The Organization for Economic Co-operation and Development (OECD). Since the OECD promotes policies known to improve both the economic and social well-being of individuals on a worldwide basis, their role is to work directly with governments to assist them better understand what drives environmental, social and economic change. They accomplish this by focusing on analyzing and comparing financial data that will help them better predict future trends.
The United Nations (UN). The UN is committed to global safety and thus promotes and develops policies to better maintain international security and peace. Their work also involves the development of friendly relationships between nations. This role is performed in conjunction with promoting better living standards, enhancing social progress, and improving human rights.
The World Bank. The World Bank has been known for its commitment to assisting developing nations on a worldwide basis. They are a vital and powerful source for providing technical and financial assistance to the countries across the globe that need it the most. The World Bank is not a typical bank. They offer an exceptionally unique partnership with the intent to assist the G20 with their efforts to reduce poverty while also supporting development efforts.
The World Trade Organization (WTO). The WTO works with the G20 to provide a forum designed specifically for monitoring and implementing agreements and providing a setting for negotiations. Their goal and responsibilities are to assist in reducing the obstacles associated with international trade. They also have a commitment to ensuring that each nation has a level playing field. The WTO also contributes to the overall economic growth and development of nations with the greatest needs.

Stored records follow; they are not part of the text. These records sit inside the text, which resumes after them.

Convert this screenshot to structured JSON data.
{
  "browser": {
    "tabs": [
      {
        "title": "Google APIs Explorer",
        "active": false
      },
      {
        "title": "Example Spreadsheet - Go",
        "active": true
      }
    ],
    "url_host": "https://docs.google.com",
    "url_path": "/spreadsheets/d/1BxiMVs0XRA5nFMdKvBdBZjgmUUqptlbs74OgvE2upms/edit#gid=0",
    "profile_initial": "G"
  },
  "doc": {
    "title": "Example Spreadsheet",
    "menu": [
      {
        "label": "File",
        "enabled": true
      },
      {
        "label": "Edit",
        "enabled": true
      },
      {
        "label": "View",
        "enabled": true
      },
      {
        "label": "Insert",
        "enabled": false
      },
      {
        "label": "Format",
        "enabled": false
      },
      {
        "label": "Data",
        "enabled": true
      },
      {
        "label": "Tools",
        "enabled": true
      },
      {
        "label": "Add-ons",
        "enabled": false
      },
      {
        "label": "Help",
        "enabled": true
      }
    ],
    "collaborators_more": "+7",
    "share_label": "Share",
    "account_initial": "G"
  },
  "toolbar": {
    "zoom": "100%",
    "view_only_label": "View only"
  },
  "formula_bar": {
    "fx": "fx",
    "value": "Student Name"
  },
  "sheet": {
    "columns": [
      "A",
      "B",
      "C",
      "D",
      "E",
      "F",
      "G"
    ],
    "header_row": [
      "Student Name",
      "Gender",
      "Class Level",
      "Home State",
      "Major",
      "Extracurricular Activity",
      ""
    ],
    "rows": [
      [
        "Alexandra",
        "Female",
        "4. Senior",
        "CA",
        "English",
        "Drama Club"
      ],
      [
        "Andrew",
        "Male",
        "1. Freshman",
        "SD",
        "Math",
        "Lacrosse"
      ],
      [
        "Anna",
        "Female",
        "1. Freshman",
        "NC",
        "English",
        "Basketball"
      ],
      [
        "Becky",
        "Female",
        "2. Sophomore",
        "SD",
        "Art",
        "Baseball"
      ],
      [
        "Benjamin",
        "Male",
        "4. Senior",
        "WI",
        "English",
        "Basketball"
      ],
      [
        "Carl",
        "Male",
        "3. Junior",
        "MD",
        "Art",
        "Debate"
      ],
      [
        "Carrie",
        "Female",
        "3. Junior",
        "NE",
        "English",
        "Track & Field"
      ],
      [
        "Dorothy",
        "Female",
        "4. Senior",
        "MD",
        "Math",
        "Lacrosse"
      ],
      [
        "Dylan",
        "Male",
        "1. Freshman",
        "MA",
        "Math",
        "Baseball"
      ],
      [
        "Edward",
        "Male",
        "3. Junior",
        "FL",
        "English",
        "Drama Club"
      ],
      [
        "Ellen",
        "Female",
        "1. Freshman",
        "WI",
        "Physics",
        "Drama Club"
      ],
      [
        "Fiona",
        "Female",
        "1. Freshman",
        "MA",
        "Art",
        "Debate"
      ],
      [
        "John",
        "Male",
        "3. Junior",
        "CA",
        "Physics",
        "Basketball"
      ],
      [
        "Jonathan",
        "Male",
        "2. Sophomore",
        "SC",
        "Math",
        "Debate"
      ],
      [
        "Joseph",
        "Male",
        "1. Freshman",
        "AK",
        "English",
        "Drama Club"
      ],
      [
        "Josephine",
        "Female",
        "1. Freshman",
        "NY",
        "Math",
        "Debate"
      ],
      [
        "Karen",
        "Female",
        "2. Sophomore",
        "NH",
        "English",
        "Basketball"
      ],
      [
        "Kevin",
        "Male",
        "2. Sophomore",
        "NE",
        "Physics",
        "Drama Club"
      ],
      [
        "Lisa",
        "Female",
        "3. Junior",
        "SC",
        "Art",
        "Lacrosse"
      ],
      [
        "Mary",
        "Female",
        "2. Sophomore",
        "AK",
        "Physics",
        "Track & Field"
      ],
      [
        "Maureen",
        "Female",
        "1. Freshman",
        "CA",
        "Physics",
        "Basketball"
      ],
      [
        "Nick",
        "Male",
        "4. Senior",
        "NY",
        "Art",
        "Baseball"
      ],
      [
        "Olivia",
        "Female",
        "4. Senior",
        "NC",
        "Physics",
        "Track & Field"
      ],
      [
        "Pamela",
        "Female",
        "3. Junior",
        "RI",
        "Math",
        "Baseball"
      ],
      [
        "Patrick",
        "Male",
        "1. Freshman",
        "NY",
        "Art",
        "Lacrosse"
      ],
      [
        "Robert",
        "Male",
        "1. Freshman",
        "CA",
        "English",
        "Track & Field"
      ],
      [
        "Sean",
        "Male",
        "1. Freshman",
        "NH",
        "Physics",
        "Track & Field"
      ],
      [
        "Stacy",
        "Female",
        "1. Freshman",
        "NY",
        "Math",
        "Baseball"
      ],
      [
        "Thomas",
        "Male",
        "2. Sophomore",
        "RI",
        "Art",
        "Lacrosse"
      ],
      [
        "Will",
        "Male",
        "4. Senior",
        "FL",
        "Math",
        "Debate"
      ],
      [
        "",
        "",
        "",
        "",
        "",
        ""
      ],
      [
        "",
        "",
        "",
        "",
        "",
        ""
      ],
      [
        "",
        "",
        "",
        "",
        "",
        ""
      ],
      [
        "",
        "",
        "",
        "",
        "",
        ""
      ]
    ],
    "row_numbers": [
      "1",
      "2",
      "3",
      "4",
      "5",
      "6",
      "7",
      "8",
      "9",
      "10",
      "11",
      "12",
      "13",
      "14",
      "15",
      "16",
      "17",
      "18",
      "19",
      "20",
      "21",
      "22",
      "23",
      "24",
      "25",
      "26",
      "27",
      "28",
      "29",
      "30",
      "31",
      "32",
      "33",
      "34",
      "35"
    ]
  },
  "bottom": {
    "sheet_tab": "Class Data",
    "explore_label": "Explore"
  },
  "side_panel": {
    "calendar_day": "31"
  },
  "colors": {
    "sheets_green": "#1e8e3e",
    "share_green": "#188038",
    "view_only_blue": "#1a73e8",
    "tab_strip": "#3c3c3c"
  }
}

Additional Support from Non-Government Organizations

In addition to receiving support from government-based organizations, the G20 can also credit its success to other non-governmental organizations as well. They engage with organizations in various sectors on an on-going basis. These non-government sectors consist of the following:

• The Business Sector – (B20)
• Civil Society – (C20)
• Labor – (L20)
• Think Tanks – (T20)
• Youth – (Y20)

Together these groups hold major events throughout the year whereby their outcomes contribute to the efforts and deliberations of the global G20 leaders.

The Bottom Line

The summit lends itself to the development of both professional and personal relationships across multiple international borders that may not have been formed otherwise. These relationships have a significant impact on agreements that are made and the development of foreign policies. To that end, experts emphasize the substantial impact that personal relationship between global leaders has on policies. When these policies are put in place, they can last for decades according to experts. By the G20 summit bringing so many national leaders together, it provides the rare opportunity for them to form relationships that build and strengthen economic, social and human rights.